Here's another image I took while walking around central Amsterdam in the early morning hours. I was only here for a week so I made the decision to stay on North American time. That meant I was still wide awake very late which works well for night photography. I could capture the lights reflecting on the still waters of the canals to my heart's content.
A couple of times I left my tripod back at the hotel. To get these long exposures without shaking the camera I would make due by balancing it on a bike seat. All of the little bridges have bikes leaning against the railings. All I had to do was pick one with a relatively wide seat and gingerly set the camera down. I used a wireless trigger so that I didn't need to touch the camera to activate the shutter.
That little system worked quite well and to be honest, it's a technique I've used in many other places as well. I don't always want to bring a tripod especially when shooting street scenes at night. For that I'm grateful for the high ISO performance of Sony cameras, it allows me to do things that were unheard of just a few years ago. For street photography you want to travel light and be able to react quickly.
Yet when I'm out walking around I'll invariably see something like this scene and I wish I had a tripod. Then it becomes a little game of figuring out what I can use to stabilize the camera. I use all manner of things like balancing on a fence railing, stabilizing the lens with the camera strap, even placing the camera on the ground and shooting up.
As a result I'm hard on camera bodies. They get scratched quite a bit. But for me the scratches on my camera body are like notches on a belt. It's funny but a scratched up camera feels to me like a comfortable set of well worn shows; we've seen a lot together.
I took this shortly after sunrise as our cruise ship entered port in Nassau. As yachts go this is pretty big, I'm not sure if this is a government craft or just one of the many super-yachts of the Bahamas.
It got me thinking about why people own these. Personally, I don't think I would want one. I've been on rough seas on a big cruise ship and I certainly would not want to go through that on a small boat. The sea does not care how fancy a yacht is, it will be tossed around like a toy.

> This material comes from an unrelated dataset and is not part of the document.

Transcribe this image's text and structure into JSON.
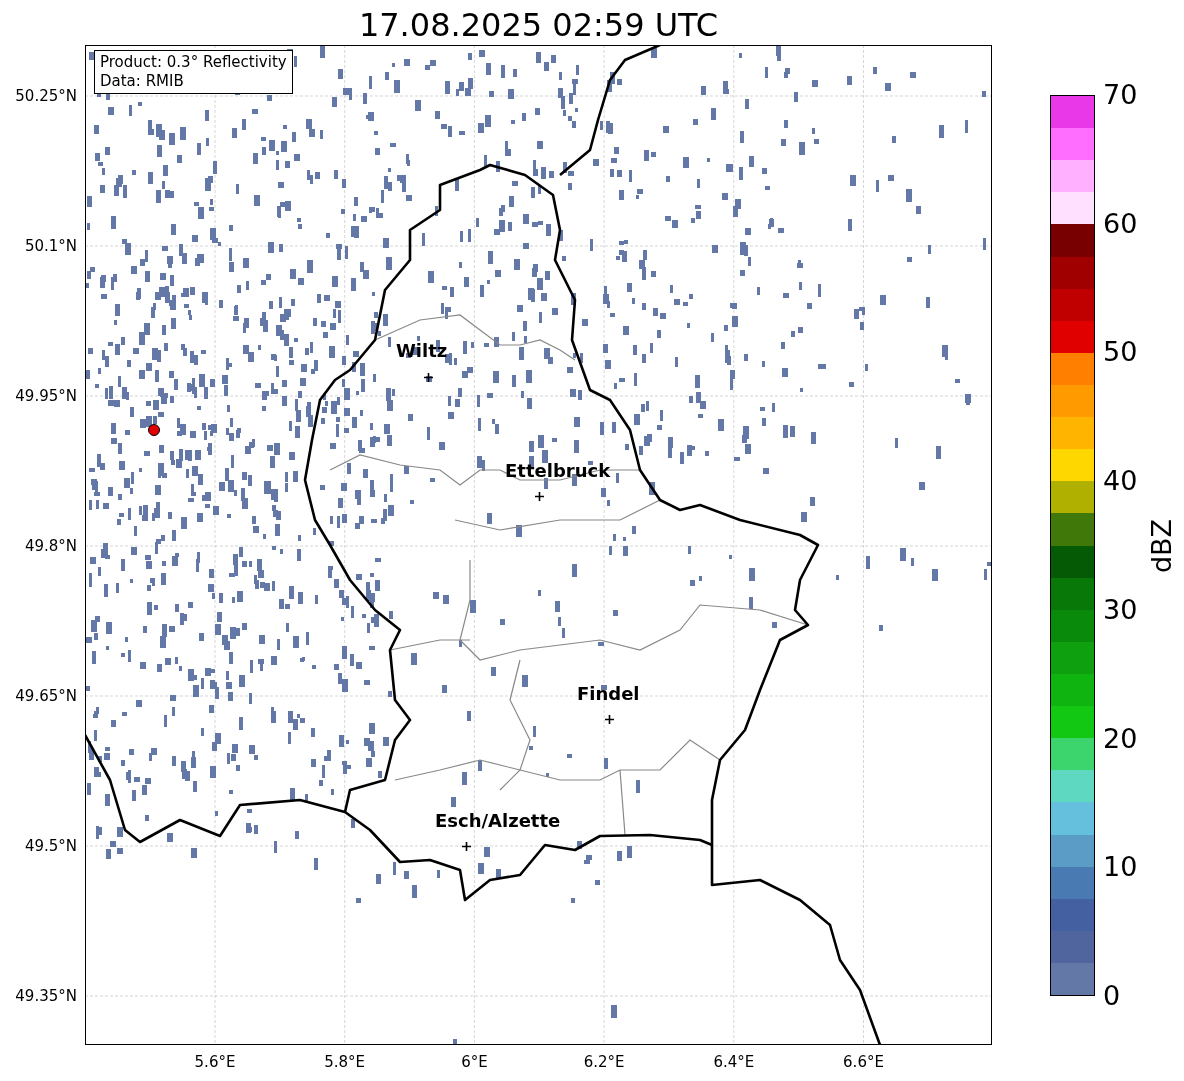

I had the same thought when we passed other big yachts near the Atlantis Resort and Casino. Maybe the people that have these only sail in fair weather and remain close to home. That I could understand. They are awesome to look at but I think they are no match for the wrath of the sea.
My hat is off to fishermen who work the seas for their livelihood like the guys on The Deadliest Catch. Watching that freaks me out a little. How they manage through storms is beyond me.
I think this attitude of mine comes from a fear of falling into the ocean and drowning. It might stem from an incident when I was an infant and almost drowned. Although I don't remember it, I was apparently face down and sinking in a lake.
Anyway, I have nothing against these high-end boats. If I did have one I'd be having fair-weather parties on it all the time. However at the first sign of a storm you'd find me firmly on land. In the meantime I'll just stick to cruise ships and buy crab legs from a store. I'm not really in the market for one of these anytime soon.
This is Bradenton Beach under the light of a nearly full moon. I was taking pictures with a friend and everything was illuminated by the glow from the moon. Coming to the beach at night is an experience that is completely different from daytime. For me it's a meditative experience. The overwhelming sensation is the sound of the waves.
If possible I try to take pictures of people in night scenes like this. That's not always possible but with a moon glow and a high enough ISO it sometimes works. In this case there are people with a lantern at the end of the pier. Generally taking pictures of people during long exposures is not possible because when they move they appear invisible. To appear invisible is an oxymoron, but I digress.
Also when shooting at night around urban areas I'll get those light streaks in the sky from aircraft. Normally I don't notice them at the time but afterwards the streak is obvious. I suppose you could calculate speed based on the distance of the streak and the length of the exposure. Nevertheless these also occur with moving boats on the water.
Taking photos by the beach at night is a lot of fun. If I didn't have to get up the next morning I'd probably stay out all night. However I'll usually leave in a relaxed state of mind with the sound of the waves faintly echoing in my head. After that I have no problem falling asleep.